Mario Fatali’s (Yellow Scotch Bonnet Type)

A yellow habanero type. Looks almost like a cross between a habanero and a jolokia. These peppers truly are lethal. The heat is immediate, unbearable, and long lasting. We will continue to grow these bad boys in years to come. Let it be known that these guys are best used in their fresh form. Drying them is tricky because they are prone to dry rot.

Jalapeno Peppers

     Jalapeno peppers are often thought of as the most generic type of hot pepper out there. Generally, they don’t have much kick when freshly picked off the vine. It isn’t until you either roast, steam, or bake them before their true heat comes out. Jalapenos range from around 2,500 to 8,000 Scoville units. Usually you can buy them at your local grocery store. When in raw form the capsaicin they hold is almost undetectable, causing them to taste more like a fibrous bell pepper than a hot pepper. If you would like to test this at home, try a jalapeno raw and then try some freshly baked poppers or some roasted jalapenos and you will notice a distinct difference.

     The name of the pepper comes from the city of Jalapa, Mexico in which the plant originates. At Central Farms, we have experimented with many strains of Jalapenos such asthe early variety, jumbos, purple jalapenos as well as the traditional jalapa variety. Jalapenos can be picked and roasted when they are all green but will eventually turn red and get a bit hotter.

     At Benito’s, we use jalapenos in Joe’s #1 Jalapa (naturally). They provide a fantastic base for a classic salsa verde which includes all natural cilantro and freshly squeezed lime juice to produce a quintessential citrus sizzle.

Cayenne Peppers

      Cayenne peppers pack much more of a kick than jalapenos. They range from about 30,000 to 50,000 on the Scoville heat index. Cayenne peppers are usually sold in a dried or ground up form at the grocery store. They are bit harder to find at the supermarket in raw form. Cayenne peppers are quite hot when picked fresh off the vine. A solid chomp and subsequent chew will produce an endorphin rush similar to consuming lots of rich dark chocolate. Much like the jalapeno or any other hot pepper, the capsaicin in cayenne peppers is most efficiently released when they are roasted.

      The cayenne pepper originated in the city of Cayenne which is the capital of French Guiana. At Central Farms, we prefer a strain of Cayennes known as super twos because they are very resilient during the extremely hot and dank Watchung Valley summers.
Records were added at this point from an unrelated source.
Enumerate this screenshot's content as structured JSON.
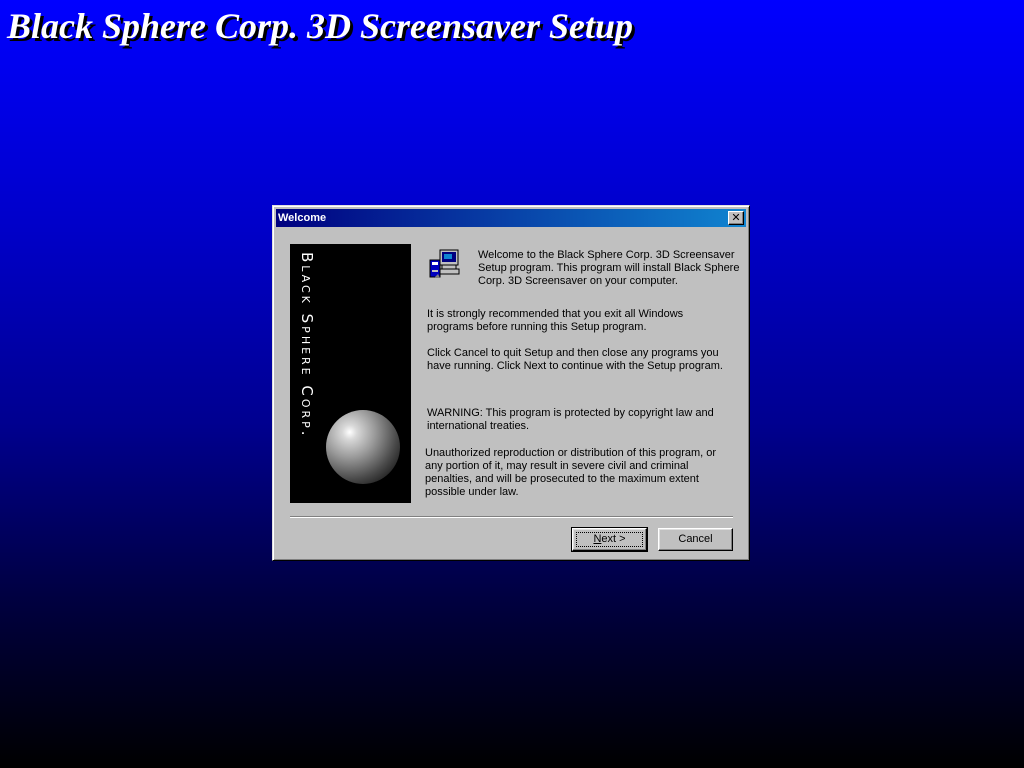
{
  "screen": {
    "title": "Black Sphere Corp. 3D Screensaver Setup"
  },
  "dialog": {
    "title": "Welcome",
    "close_glyph": "✕",
    "brand_text": "Black Sphere Corp.",
    "icon": "setup-computer-icon",
    "intro": "Welcome to the Black Sphere Corp. 3D Screensaver Setup program.  This program will install Black Sphere Corp. 3D Screensaver on your computer.",
    "recommend": "It is strongly recommended that you exit all Windows programs before running this Setup program.",
    "cancel_info": "Click Cancel to quit Setup and then close any programs you have running.  Click Next to continue with the Setup program.",
    "warning": "WARNING: This program is protected by copyright law and international treaties.",
    "unauthorized": "Unauthorized reproduction or distribution of this program, or any portion of it, may result in severe civil and criminal penalties, and will be prosecuted to the maximum extent possible under law.",
    "buttons": {
      "next_mnemonic": "N",
      "next_rest": "ext >",
      "cancel": "Cancel"
    }
  },
  "colors": {
    "background_top": "#0000ff",
    "background_bottom": "#000000",
    "titlebar_start": "#000080",
    "titlebar_end": "#1084d0",
    "dialog_face": "#c0c0c0"
  }
}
They are also quite resistant to dry rot (a pepper farmer’s worst nightmare).Also, this particular variety produces a very high yield. We have also tried the jumbo variety, the Carolina long slim, as well as various Indian varieties. It is best to pick cayenne peppers when they turn a full on fire engine red color. Usually, the rule is: the longer you wait for the peppers to mature, the hotter they will get. Cayennes have what is considered a medium length growing season.

      We use only homegrown, organic cayenne peppers in our Old Bricktucky Cayenne. Thesauce is a unique break from your traditional strict cayenne and vinegar concoctions. It is a distinct blend of organic cayenne peppers, cinnamon, paprika, and bell peppers. It is fantastic on pork chops or on a nice loaf of cornbread. But like all of our sauces, it is quite versatile in thatit goes well with pretty much anything.
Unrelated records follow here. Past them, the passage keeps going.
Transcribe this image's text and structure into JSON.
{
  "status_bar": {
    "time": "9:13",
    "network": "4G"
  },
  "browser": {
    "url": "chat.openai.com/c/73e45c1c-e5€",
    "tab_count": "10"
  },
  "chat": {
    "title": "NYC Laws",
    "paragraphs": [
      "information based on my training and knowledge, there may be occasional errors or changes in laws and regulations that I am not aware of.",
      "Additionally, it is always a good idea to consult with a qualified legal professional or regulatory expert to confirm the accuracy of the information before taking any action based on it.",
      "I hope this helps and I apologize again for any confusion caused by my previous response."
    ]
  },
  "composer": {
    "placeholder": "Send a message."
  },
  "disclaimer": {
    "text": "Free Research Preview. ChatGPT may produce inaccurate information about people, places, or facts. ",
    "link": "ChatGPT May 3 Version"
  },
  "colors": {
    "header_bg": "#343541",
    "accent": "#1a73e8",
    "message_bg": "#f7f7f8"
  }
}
Habanero Peppers

      For a very long time, habanero peppers were thought to be the hottest peppers on Earth. Habaneros range from about 100,000 to 500,000 on the Scoville heat index. Orange habaneros are the most common variety, and are usually available at your local grocer when they are in season. When you bite into a freshly picked habanero pepper, you are instantly hit with what feels like a concentrated rush of capsaicin. The oils of the habanero are very potent and will
even irritate your skin if it comes into contact.

 

     The name habanero has an obvious Cuban connotation (Habana or Havana). However,it is widely accepted that the strain originated somewhere in South America or Meso-America. At Central Farms,we have grown red savinas, chocolate habaneros, orange habaneros, golden habaneros, as well as green habaneros. Since the habanero plant requires a rather long growing season, we supplement our yield with shipments of fresh organic orange habaneros from the American Southwest. The great thing about habaneros is that one pod can go a long way. Whether fresh or dried, you only need a bit to spice up any meal.

      At Benito’s Hot Sauce, we currently use 100% organic orange habaneros in our Original Naranja and Mango Habanero as well as our White Hot (aka Guido Killer). So obviously, these three sauces are much hotter than the other two. The Naranja is what started it all, perhaps the most fresh tasting multipurpose hot sauce on the market today. Our Mango Habanero is a classic, organically inspired balance of sweet and heat. And the White Hot is probably the closest one can get to a flavorful habanero extract without using any artificial flavoring or synthesized capsaicin based additives.